The potential for the United States to stumble into a new war—or wars—has rarely been greater. Since before he took office, Donald Trump has been rattling his saber, and he is now backed up by a national security advisor who is openly spoiling for a fight. Instability and violence around the world are presenting them with ample opportunities. Last week marked the second time President Trump ordered bombings of Syria without congressional authorization.
Congress is now poised to bring a lit match to this combustible mix. A bill introduced yesterday by Sens. Bob Corker, R-Tenn., and Tim Kaine, D-Va., would give the president a virtual blank check to expand the current war against various terrorist groups to new enemies and new locations of the president’s choosing.
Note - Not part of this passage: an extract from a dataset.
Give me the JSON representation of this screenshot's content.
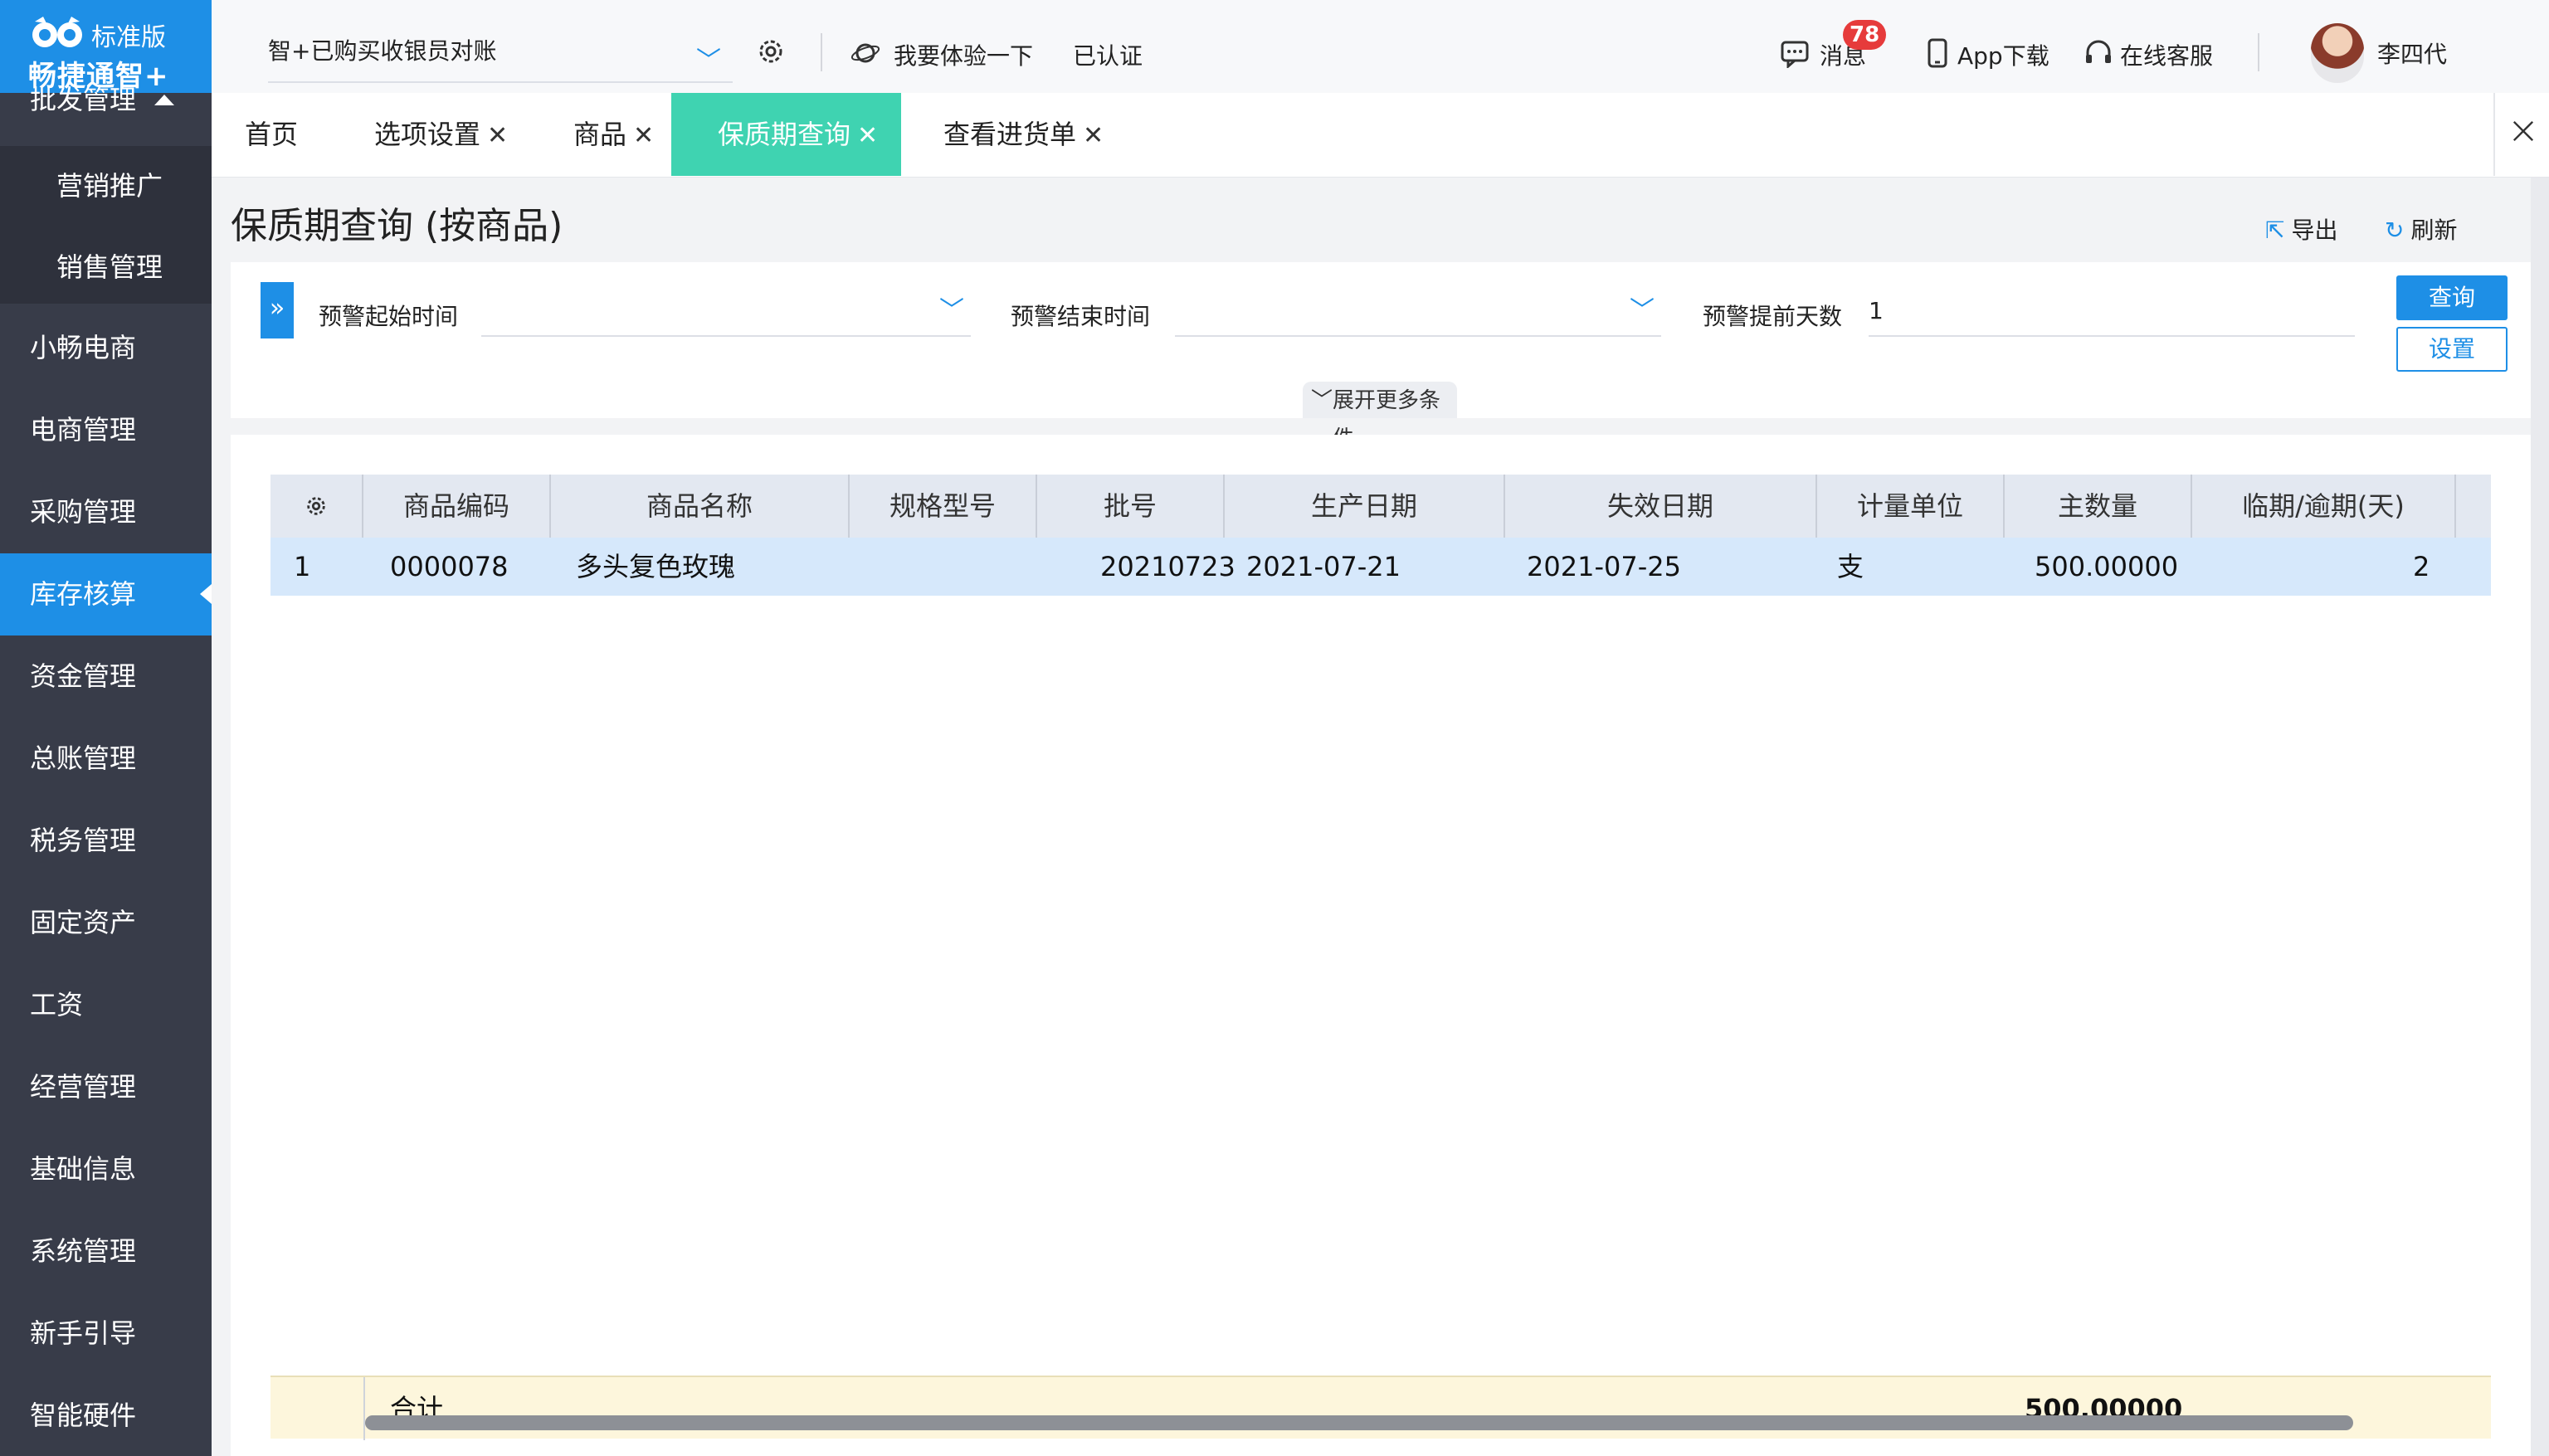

The professed intent of the bill is to reassert Congress’s authority over matters of war. Over the past 17 years, the war against Al Qaeda and the Taliban that Congress authorized in 2001 has metastasized into a seemingly permanent war against terrorist groups that did not even exist on 9/11. Congress has sat by and watched as presidents, first Barack Obama and now Donald Trump, have waged war against the Islamic State and other groups across the globe.
Read the full article at Defense One.